== Segment start ==

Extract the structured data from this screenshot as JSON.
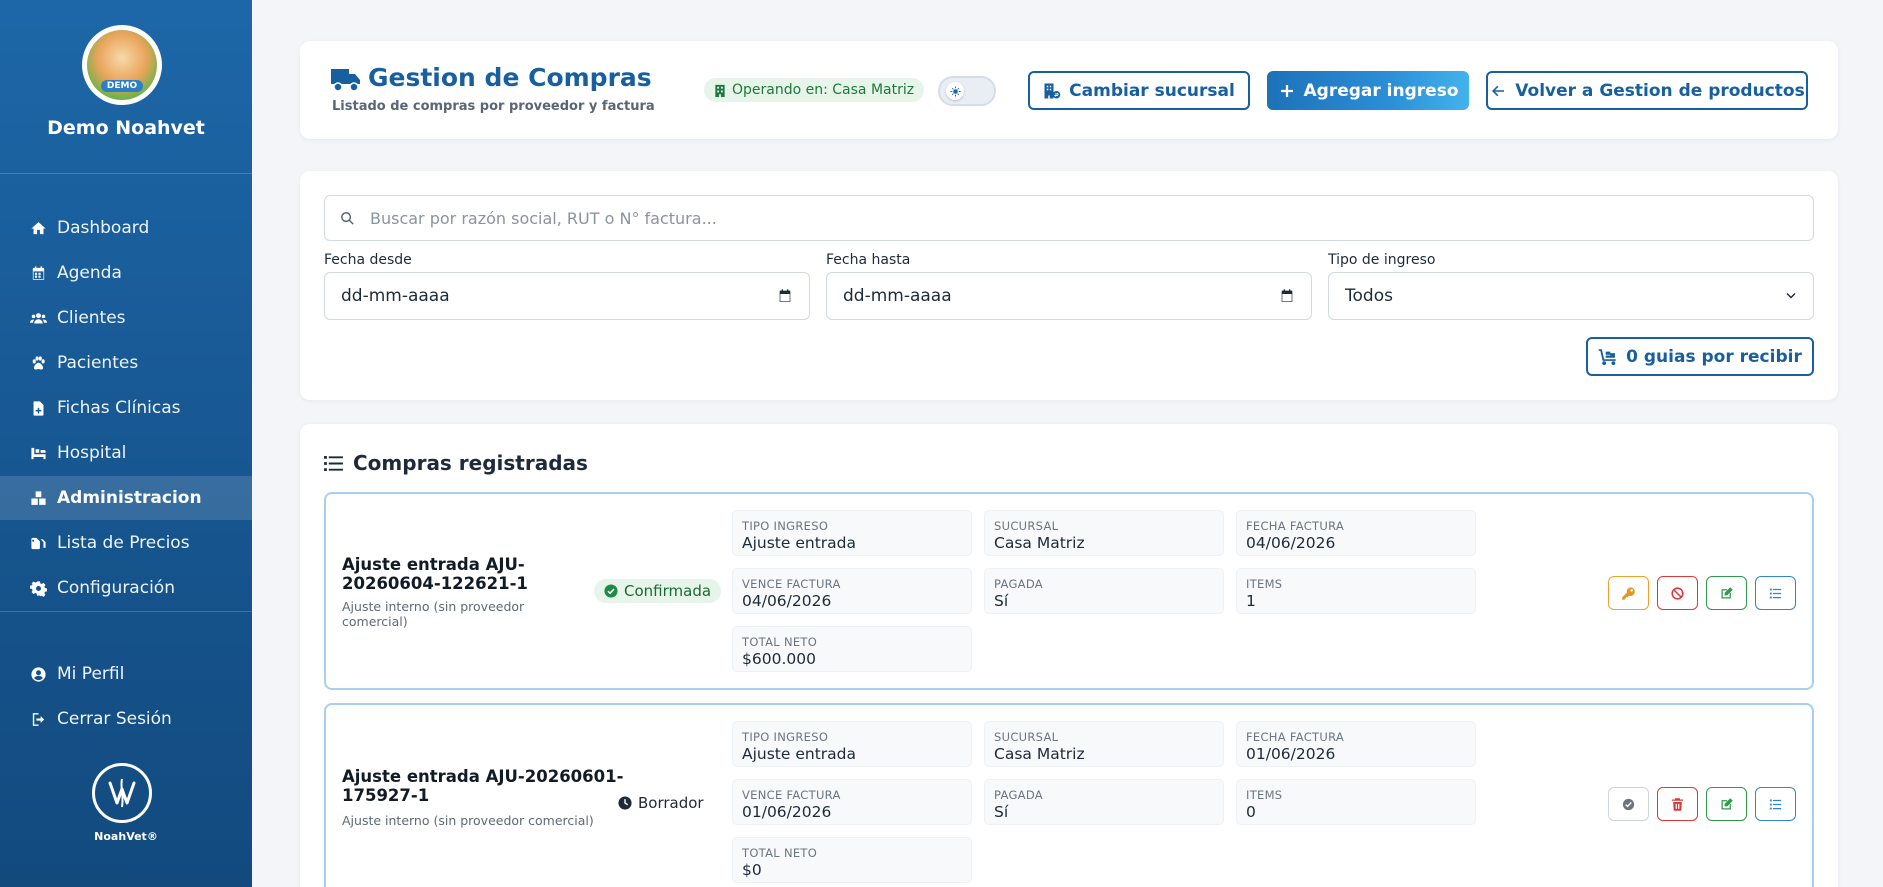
{
  "sidebar": {
    "logo_badge": "DEMO",
    "clinic_name": "Demo Noahvet",
    "items": [
      {
        "label": "Dashboard",
        "icon": "home-icon"
      },
      {
        "label": "Agenda",
        "icon": "calendar-icon"
      },
      {
        "label": "Clientes",
        "icon": "users-icon"
      },
      {
        "label": "Pacientes",
        "icon": "paw-icon"
      },
      {
        "label": "Fichas Clínicas",
        "icon": "medical-file-icon"
      },
      {
        "label": "Hospital",
        "icon": "hospital-bed-icon"
      },
      {
        "label": "Administracion",
        "icon": "boxes-icon",
        "active": true
      },
      {
        "label": "Lista de Precios",
        "icon": "price-tag-icon"
      },
      {
        "label": "Configuración",
        "icon": "gear-icon"
      }
    ],
    "bottom_items": [
      {
        "label": "Mi Perfil",
        "icon": "user-circle-icon"
      },
      {
        "label": "Cerrar Sesión",
        "icon": "logout-icon"
      }
    ],
    "brand_name": "NoahVet®"
  },
  "header": {
    "title": "Gestion de Compras",
    "subtitle": "Listado de compras por proveedor y factura",
    "branch_badge": "Operando en: Casa Matriz",
    "change_branch_label": "Cambiar sucursal",
    "add_entry_label": "Agregar ingreso",
    "back_label": "Volver a Gestion de productos"
  },
  "filters": {
    "search_placeholder": "Buscar por razón social, RUT o N° factura...",
    "date_from_label": "Fecha desde",
    "date_from_value": "dd-mm-aaaa",
    "date_to_label": "Fecha hasta",
    "date_to_value": "dd-mm-aaaa",
    "type_label": "Tipo de ingreso",
    "type_value": "Todos",
    "guides_button": "0 guias por recibir"
  },
  "list": {
    "title": "Compras registradas",
    "field_labels": {
      "tipo": "TIPO INGRESO",
      "sucursal": "SUCURSAL",
      "fecha": "FECHA FACTURA",
      "vence": "VENCE FACTURA",
      "pagada": "PAGADA",
      "items": "ITEMS",
      "neto": "TOTAL NETO"
    },
    "purchases": [
      {
        "title_line1": "Ajuste entrada AJU-",
        "title_line2": "20260604-122621-1",
        "subtitle_line1": "Ajuste interno (sin proveedor",
        "subtitle_line2": "comercial)",
        "status": "Confirmada",
        "tipo": "Ajuste entrada",
        "sucursal": "Casa Matriz",
        "fecha": "04/06/2026",
        "vence": "04/06/2026",
        "pagada": "Sí",
        "items": "1",
        "neto": "$600.000"
      },
      {
        "title_line1": "Ajuste entrada AJU-20260601-",
        "title_line2": "175927-1",
        "subtitle_line1": "Ajuste interno (sin proveedor comercial)",
        "subtitle_line2": "",
        "status": "Borrador",
        "tipo": "Ajuste entrada",
        "sucursal": "Casa Matriz",
        "fecha": "01/06/2026",
        "vence": "01/06/2026",
        "pagada": "Sí",
        "items": "0",
        "neto": "$0"
      }
    ]
  },
  "colors": {
    "sidebar": "#1d67a8",
    "primary": "#175f9f",
    "success": "#1b6a34",
    "danger": "#dc3a3a",
    "warning": "#f0a12c"
  }
}
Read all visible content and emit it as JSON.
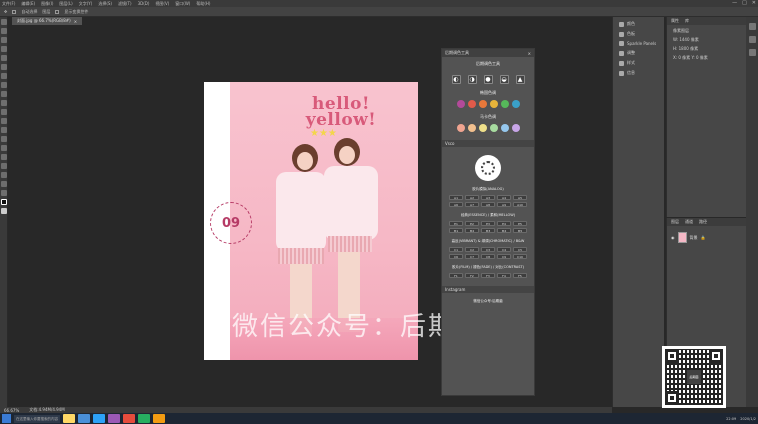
{
  "menubar": {
    "items": [
      "文件(F)",
      "编辑(E)",
      "图像(I)",
      "图层(L)",
      "文字(Y)",
      "选择(S)",
      "滤镜(T)",
      "3D(D)",
      "视图(V)",
      "窗口(W)",
      "帮助(H)"
    ],
    "win_min": "—",
    "win_max": "□",
    "win_close": "✕"
  },
  "optbar": {
    "auto_select": "自动选择",
    "layer": "图层",
    "show_transform": "显示变换控件"
  },
  "doc_tab": {
    "title": "封面.jpg @ 66.7%(RGB/8#)",
    "close": "×"
  },
  "artboard": {
    "headline_1": "hello!",
    "headline_2": "yellow!",
    "stars": "★★★",
    "badge_number": "09"
  },
  "watermark": "微信公众号：后期菌",
  "plugin": {
    "title": "后期调色工具",
    "close": "×",
    "subtitle": "后期调色工具",
    "icons": [
      "◐",
      "◑",
      "●",
      "◒",
      "▲"
    ],
    "section1_label": "韩国色调",
    "section1_colors": [
      "#b34a9a",
      "#e05a4a",
      "#e8783a",
      "#e8b43a",
      "#56b85a",
      "#3aa0c8"
    ],
    "section2_label": "马卡色调",
    "section2_colors": [
      "#f0a490",
      "#f2c08e",
      "#efe08a",
      "#a8dca0",
      "#96c8ee",
      "#c8a6e8"
    ],
    "vsco_header": "Vsco",
    "presets_label": "胶片模拟(ANALOG)",
    "presets_buttons": [
      "A1",
      "A2",
      "A3",
      "A4",
      "A5",
      "A6",
      "A7",
      "A8",
      "A9",
      "A10"
    ],
    "classic_label": "经典(ESSENCE) / 柔和(MELLOW)",
    "classic_buttons": [
      "E1",
      "E2",
      "E3",
      "E4",
      "E5",
      "M1",
      "M2",
      "M3",
      "M4",
      "M5"
    ],
    "chrome_label": "高反(VIBRANT) & 绿调(CHROMATIC) / B&W",
    "chrome_buttons": [
      "C1",
      "C2",
      "C3",
      "C4",
      "C5",
      "C6",
      "C7",
      "C8",
      "C9",
      "C10"
    ],
    "film_label": "胶片(FILM) / 褪色(FADE) / 对比(CONTRAST)",
    "film_buttons": [
      "F1",
      "F2",
      "F3",
      "F4",
      "F5"
    ],
    "instagram_header": "Instagram",
    "instagram_text": "微信公众号:后期菌"
  },
  "rpanel_a": {
    "items": [
      "颜色",
      "色板",
      "Sparkle Panels",
      "调整",
      "样式",
      "信息"
    ]
  },
  "rpanel_b": {
    "tabs": [
      "属性",
      "库"
    ],
    "line1": "像素图层",
    "line2": "W: 1440 像素",
    "line3": "H: 1800 像素",
    "line4": "X: 0 像素  Y: 0 像素"
  },
  "rpanel_c": {
    "tabs": [
      "图层",
      "通道",
      "路径"
    ],
    "layer_name": "背景"
  },
  "statusbar": {
    "zoom": "66.67%",
    "doc": "文档:4.94M/4.94M"
  },
  "taskbar": {
    "search": "在这里输入你要搜索的内容",
    "time": "22:09",
    "date": "2020/1/2"
  },
  "qr": {
    "center": "后期菌"
  }
}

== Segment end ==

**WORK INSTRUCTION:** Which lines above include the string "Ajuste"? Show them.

**ANSWER:**
        "title_line1": "Ajuste entrada AJU-",
        "subtitle_line1": "Ajuste interno (sin proveedor",
        "tipo": "Ajuste entrada",
        "title_line1": "Ajuste entrada AJU-20260601-",
        "subtitle_line1": "Ajuste interno (sin proveedor comercial)",
        "tipo": "Ajuste entrada",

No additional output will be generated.